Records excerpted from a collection

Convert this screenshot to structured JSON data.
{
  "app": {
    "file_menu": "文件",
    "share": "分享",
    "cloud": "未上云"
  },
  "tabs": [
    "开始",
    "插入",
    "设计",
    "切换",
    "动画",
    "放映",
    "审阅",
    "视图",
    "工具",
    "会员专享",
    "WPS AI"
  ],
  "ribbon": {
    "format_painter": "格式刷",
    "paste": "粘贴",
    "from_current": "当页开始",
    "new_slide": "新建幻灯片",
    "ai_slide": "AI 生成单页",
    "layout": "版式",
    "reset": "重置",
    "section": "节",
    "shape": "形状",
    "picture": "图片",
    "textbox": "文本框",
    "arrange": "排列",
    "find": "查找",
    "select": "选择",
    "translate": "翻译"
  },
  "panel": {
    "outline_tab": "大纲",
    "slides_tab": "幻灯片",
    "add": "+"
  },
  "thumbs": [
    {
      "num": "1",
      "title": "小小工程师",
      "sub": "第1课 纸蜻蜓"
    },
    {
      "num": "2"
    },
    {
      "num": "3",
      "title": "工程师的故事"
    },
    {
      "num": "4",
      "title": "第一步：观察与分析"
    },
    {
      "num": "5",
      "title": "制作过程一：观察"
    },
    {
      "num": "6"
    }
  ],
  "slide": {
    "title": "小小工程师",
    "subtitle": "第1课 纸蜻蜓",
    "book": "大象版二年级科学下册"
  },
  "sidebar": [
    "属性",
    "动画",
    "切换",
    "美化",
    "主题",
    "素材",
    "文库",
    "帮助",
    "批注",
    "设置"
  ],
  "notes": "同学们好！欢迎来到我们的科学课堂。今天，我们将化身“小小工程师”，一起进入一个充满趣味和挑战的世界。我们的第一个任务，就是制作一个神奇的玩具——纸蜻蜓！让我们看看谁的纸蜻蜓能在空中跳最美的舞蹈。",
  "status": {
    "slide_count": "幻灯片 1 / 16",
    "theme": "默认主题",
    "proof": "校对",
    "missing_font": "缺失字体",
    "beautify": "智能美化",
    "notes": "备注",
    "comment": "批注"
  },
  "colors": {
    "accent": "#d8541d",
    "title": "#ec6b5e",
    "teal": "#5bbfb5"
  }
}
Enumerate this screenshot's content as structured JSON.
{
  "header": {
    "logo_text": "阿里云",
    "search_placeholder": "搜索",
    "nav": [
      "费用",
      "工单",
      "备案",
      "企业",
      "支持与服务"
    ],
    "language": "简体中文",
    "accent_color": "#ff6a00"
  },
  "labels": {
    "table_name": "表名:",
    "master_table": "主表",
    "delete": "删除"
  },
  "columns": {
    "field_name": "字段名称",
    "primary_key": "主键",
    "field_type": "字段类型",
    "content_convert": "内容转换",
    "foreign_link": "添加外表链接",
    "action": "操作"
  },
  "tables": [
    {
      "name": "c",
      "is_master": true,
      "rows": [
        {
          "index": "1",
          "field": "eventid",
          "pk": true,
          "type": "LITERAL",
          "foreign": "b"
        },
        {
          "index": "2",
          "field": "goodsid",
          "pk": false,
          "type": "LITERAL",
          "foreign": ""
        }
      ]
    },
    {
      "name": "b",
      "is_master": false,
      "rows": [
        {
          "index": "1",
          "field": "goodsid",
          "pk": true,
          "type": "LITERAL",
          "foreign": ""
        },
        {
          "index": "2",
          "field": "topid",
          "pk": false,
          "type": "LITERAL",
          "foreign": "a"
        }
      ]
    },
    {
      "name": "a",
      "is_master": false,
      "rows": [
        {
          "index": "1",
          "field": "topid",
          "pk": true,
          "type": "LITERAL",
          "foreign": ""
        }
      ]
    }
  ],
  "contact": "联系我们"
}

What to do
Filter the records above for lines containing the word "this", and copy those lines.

Exercise result
Convert this screenshot to structured JSON data.
Enumerate this screenshot's content as structured JSON.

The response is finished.